North Atlantic Treaty Organization (NATO) Secretary-General Jens Stoltenberg warned on Monday that China is “investing massively in new weapons” and is closing in on the alliance through moves in the Arctic and Africa and by investing in the infrastructure of alliance members.
“China is investing massively in new weapons,” Stoltenberg said Monday. “It is coming closer to us, from the Arctic to Africa, and by investing in our infrastructure.”
“China does not share our values. It does not respect fundamental human rights and tries to intimidate other countries,” Stoltenberg continued. “We must address this together, both as NATO Allies, and as a community of like-minded countries. We should, therefore, continue to consult closely, and cooperate where possible.
To bolster the resilience of our societies and to protect the values and norms we share.”
Stoltenberg made his comments ahead of the publication of the NATO 2030 Report, which contains a list of 138 proposals for different ways to strengthen the alliance, including several recommendations specific to China and to the Indo-Pacific and Asian regions.
The NATO 2030 report states, “NATO must devote much more time, political resources, and action to the security challenges posed by China – based on an assessment of its national capabilities, economic heft, and the stated ideological goals of its leaders. It needs to develop a political strategy for approaching a world in which China will be of growing importance through to 2030.”
In a section of the report dedicated specifically to China, the NATO report authors state, “While China does not pose an immediate military threat to the Euro-Atlantic area on the scale of Russia, it is expanding its military reach into the Atlantic, Mediterranean, and Arctic, deepening defence ties with Russia, and developing long-range missiles and aircraft, aircraft carriers, and nuclear-attack submarines with global reach, extensive space-based capabilities, and a larger nuclear arsenal. NATO Allies feel China’s influence more and more in every domain. Its Belt and Road, Polar Silk Road, and Cyber Silk Road have extended rapidly, and it is acquiring infrastructure across Europe with a potential bearing upon communications and interoperability.”

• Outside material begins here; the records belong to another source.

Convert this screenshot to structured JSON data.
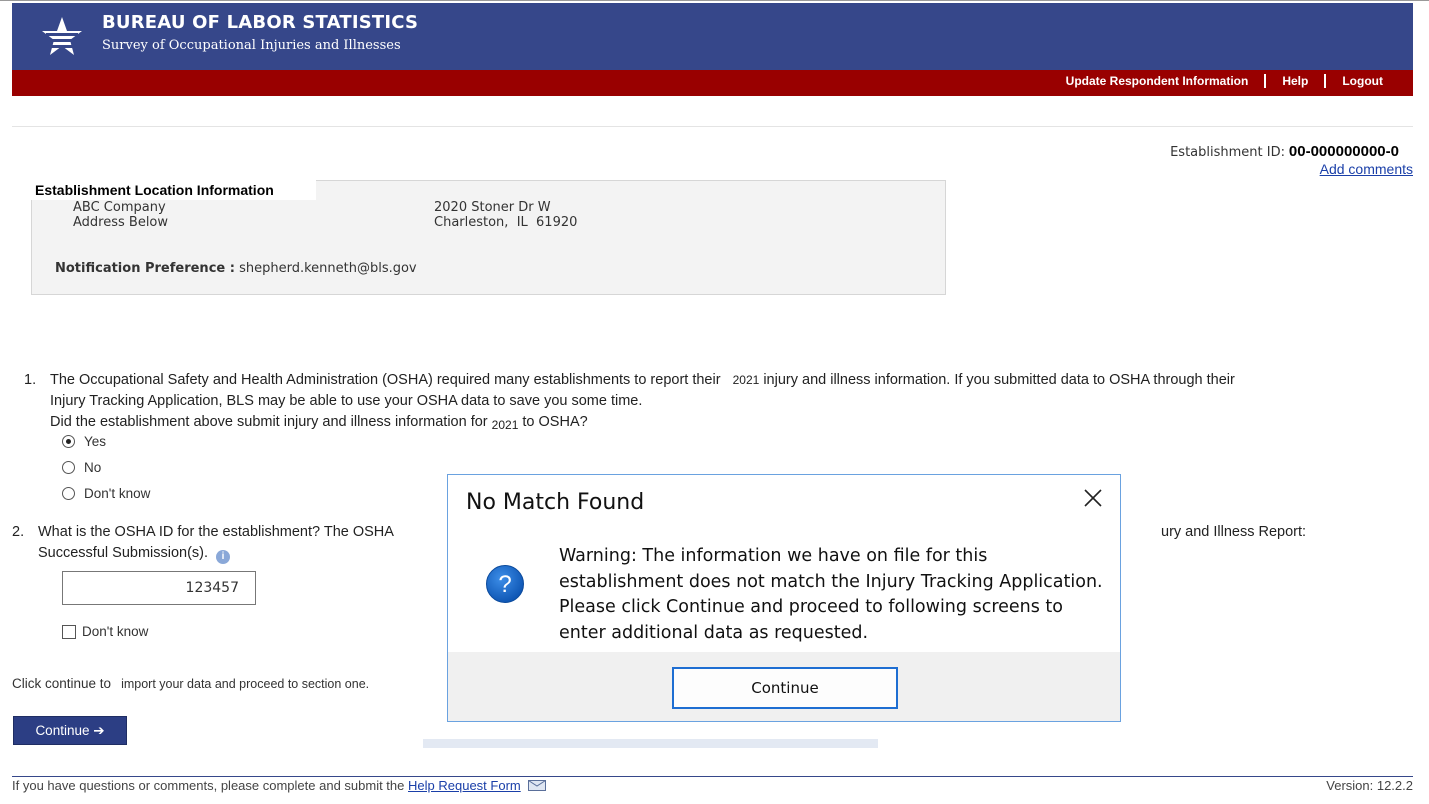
{
  "header": {
    "agency_title": "BUREAU OF LABOR STATISTICS",
    "survey_name": "Survey of Occupational Injuries and Illnesses"
  },
  "nav": {
    "update_info": "Update Respondent Information",
    "help": "Help",
    "logout": "Logout"
  },
  "establishment": {
    "id_label": "Establishment ID:",
    "id_value": "00-000000000-0",
    "add_comments": "Add comments"
  },
  "location": {
    "title": "Establishment Location Information",
    "company": "ABC Company",
    "address_note": "Address Below",
    "street": "2020 Stoner Dr W",
    "city_state_zip": "Charleston,  IL  61920",
    "notification_label": "Notification Preference :",
    "notification_value": "shepherd.kenneth@bls.gov"
  },
  "question1": {
    "number": "1.",
    "line1": "The Occupational Safety and Health Administration (OSHA) required many establishments to report their",
    "year": "2021",
    "line1_rest": "injury and illness information. If you submitted data to OSHA through their",
    "line2": "Injury Tracking Application, BLS may be able to use your OSHA data to save you some time.",
    "line3_start": "Did the establishment above submit injury and illness information for",
    "line3_year": "2021",
    "line3_end": "to OSHA?",
    "options": [
      {
        "label": "Yes",
        "checked": true
      },
      {
        "label": "No",
        "checked": false
      },
      {
        "label": "Don't know",
        "checked": false
      }
    ]
  },
  "question2": {
    "number": "2.",
    "text_start": "What is the OSHA ID for the establishment? The OSHA",
    "text_end": "ury and Illness Report:",
    "line2": "Successful Submission(s).",
    "input_value": "123457",
    "dont_know": "Don't know"
  },
  "instructions": {
    "click_continue": "Click continue to",
    "rest": "import your data and proceed to section one."
  },
  "continue_button": "Continue ➔",
  "footer": {
    "text": "If you have questions or comments, please complete and submit the",
    "link": "Help Request Form",
    "version": "Version: 12.2.2"
  },
  "modal": {
    "title": "No Match Found",
    "message": "Warning: The information we have on file for this establishment does not match the Injury Tracking Application. Please click Continue and proceed to following screens to enter additional data as requested.",
    "button": "Continue"
  },
  "colors": {
    "banner": "#36478a",
    "navbar": "#990000",
    "link": "#1a3fa8",
    "modal_border": "#6aa2e0",
    "question_icon": "#1e6ed2"
  },
  "icons": {
    "logo": "bls-eagle-star-icon",
    "close": "close-icon",
    "question": "question-icon",
    "info": "info-icon",
    "mail": "mail-icon"
  }
}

The report noted NATO allies have attributed cyberattacks, intellectual property theft, and disinformation campaigns, including about the coronavirus pandemic, to China.
In a section of the report broadly discussing arms control measures, the NATO report states, “China must be considered in prospective future arms control negotiations, especially in the contexts of nuclear weapons and ballistic missiles. The Alliance should encourage China to engage in meaningful and verifiable arms control to reduce the chance of an arms race in Asia and beyond. Doing more to monitor and set standards for [emerging disruptive technologies] is a significant part of this goal.”
The report also recommends expanding its cooperation with Indo-Pacific partners like Australia, Japan, New Zealand, and the Republic of Korea and said such partnerships could help NATO “heighten coordination on managing the strategic and political implications of China’s rise.”
The report also comes as U.S. Director of National Intelligence (DNI) has written an op-ed for the Wall Street Journal and set for a number of interviews with other U.S. media outlets to discuss the national security risks China poses. Ratcliffe called China the “greatest national security threat” on Thursday and warned a potential Joe Biden administration not to politicize intelligence to downplay the threat China poses.